Born in Lexington, Mississippi, in 1945, vocalist L.T. McGee moved to Chicago when he was seven. As a young man he sang in his church choir, but his ears were primed by secular artists like Barry White and Tyrone Davis. In the 80s he began to appear locally on the west and south sides, sometimes fronting an R & B band called Blaze. In 1999 Johnnie Mae Dunson, who had written songs for Jimmy Reed and more recently had rejuvenated her own career as a singer, discovered McGee performing on Maxwell Street. Hoping to groom him as Reed's successor, she signed him to her Lakada label, where he cut two sides: "Shadow on the Wall," an angst-drenched, minor-key slow blues by Dunson, and his own "You Hit Me From the Bottom," a soul-inflected ballad with an intro reminiscent of Luther Ingram's 1972 smash "(If Loving You Is Wrong) I Don't Want to Be Right." "Shadow" is a fine showcase for McGee's range: he ascends dramatically from a dusky Albert King-like purr into his churchy upper register, a molten guitar lead searing through the dark soundscape behind him. But on "You Hit Me" he throws his entire soul-blues armamentarium--croons, bellows, gasps, and quivers--into a saga of betrayal and retribution that alternately invokes the ghettocentric vision of contemporary R & B ("I bought you a diamond ring and a pink Cadillac car...but all you wanna do is just get blow") and tweaks it ("Didn't I kiss you on the knees / You said, 'Negro, please'"). Although his stage moves are somewhat stiff--ponderous stomps and pelvic thrusts are as close as he gets to the spins and slides favored by more polished performers--his bearlike physical presence is commanding, and his muscular voice has that blend of erotic tension and emotional vulnerability central to the great deep-soul tradition. Wednesdays in August, 8:30 PM, Dew Drop Inn, 4316 W. 16th; 773-277-0629.

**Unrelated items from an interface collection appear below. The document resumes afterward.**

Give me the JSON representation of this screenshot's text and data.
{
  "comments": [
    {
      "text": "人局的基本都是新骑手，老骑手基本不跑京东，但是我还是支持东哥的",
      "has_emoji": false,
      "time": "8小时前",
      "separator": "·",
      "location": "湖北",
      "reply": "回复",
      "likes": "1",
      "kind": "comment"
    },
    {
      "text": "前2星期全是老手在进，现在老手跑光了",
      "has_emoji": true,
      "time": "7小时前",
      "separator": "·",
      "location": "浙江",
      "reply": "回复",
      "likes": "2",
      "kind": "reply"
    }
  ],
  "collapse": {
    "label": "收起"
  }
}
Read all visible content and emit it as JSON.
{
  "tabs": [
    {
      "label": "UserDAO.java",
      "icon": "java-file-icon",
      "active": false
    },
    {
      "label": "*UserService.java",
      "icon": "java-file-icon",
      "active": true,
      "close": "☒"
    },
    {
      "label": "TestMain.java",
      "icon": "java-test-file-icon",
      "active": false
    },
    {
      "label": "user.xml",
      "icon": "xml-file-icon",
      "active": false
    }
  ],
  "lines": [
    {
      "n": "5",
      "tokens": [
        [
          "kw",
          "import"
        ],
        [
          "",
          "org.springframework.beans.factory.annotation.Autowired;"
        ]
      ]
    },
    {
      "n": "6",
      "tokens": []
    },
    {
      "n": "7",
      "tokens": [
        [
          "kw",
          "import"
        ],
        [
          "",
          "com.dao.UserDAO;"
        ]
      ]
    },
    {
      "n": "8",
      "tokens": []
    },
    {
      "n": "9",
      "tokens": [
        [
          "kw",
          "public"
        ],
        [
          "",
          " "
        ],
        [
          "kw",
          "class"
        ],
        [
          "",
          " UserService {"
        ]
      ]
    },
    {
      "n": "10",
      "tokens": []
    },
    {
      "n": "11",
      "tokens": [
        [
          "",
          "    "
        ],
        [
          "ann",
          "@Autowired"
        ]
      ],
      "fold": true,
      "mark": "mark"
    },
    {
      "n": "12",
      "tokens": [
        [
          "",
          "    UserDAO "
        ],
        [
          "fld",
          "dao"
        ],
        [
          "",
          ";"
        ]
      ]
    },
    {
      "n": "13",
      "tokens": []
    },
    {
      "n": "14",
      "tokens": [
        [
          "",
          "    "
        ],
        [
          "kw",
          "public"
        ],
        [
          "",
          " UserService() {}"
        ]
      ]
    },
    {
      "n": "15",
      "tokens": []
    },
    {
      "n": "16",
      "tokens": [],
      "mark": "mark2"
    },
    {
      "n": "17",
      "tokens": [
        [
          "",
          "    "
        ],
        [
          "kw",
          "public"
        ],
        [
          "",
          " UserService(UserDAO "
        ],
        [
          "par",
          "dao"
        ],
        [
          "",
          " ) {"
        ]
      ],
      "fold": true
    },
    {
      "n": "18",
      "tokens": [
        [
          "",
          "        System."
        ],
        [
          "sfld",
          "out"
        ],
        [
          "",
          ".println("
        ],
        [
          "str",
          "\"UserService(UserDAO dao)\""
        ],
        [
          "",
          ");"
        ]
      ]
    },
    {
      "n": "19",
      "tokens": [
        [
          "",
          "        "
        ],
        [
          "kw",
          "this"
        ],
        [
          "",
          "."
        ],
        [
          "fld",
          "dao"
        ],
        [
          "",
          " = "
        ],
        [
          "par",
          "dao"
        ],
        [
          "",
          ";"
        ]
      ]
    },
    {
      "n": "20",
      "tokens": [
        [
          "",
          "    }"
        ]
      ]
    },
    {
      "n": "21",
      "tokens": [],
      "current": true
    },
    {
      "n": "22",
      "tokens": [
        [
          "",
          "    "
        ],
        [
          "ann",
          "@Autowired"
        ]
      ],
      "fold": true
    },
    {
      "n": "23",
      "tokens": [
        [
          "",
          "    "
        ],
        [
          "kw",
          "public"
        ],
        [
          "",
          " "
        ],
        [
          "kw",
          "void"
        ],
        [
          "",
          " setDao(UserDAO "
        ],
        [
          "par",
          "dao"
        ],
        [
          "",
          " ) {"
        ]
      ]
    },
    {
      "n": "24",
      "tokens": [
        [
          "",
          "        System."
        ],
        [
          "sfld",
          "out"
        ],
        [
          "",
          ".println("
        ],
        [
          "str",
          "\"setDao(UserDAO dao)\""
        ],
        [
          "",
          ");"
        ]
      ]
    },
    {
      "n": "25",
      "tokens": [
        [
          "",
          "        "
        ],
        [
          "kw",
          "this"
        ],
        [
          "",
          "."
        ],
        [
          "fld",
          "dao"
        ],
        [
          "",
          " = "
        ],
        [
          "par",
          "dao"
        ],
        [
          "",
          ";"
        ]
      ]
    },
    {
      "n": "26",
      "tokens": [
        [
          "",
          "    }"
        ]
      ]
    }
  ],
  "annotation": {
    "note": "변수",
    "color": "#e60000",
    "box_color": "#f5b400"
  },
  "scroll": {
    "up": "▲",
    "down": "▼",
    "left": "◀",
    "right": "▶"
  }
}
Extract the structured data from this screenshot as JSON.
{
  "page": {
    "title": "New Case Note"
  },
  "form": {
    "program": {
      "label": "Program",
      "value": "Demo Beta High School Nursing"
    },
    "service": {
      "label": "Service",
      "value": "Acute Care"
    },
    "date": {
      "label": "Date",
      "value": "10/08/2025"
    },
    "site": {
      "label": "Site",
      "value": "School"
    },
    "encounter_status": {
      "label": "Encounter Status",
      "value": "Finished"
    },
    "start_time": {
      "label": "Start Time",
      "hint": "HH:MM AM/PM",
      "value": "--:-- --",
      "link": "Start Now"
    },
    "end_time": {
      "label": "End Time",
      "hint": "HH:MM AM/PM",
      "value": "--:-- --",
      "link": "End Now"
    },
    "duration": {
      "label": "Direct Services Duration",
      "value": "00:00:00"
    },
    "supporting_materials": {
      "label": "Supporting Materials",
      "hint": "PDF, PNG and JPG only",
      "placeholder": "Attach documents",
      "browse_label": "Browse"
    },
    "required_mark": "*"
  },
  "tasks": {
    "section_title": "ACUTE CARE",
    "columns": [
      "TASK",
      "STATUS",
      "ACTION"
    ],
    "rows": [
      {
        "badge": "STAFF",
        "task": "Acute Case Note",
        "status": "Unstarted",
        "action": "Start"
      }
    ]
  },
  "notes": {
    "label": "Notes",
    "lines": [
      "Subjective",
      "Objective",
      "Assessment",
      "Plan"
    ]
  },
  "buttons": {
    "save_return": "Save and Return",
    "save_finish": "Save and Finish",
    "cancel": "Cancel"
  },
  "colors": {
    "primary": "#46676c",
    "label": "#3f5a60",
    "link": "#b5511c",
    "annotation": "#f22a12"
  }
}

Art accompanying story in printed newspaper (not available in this archive): photo/Jim Newberry.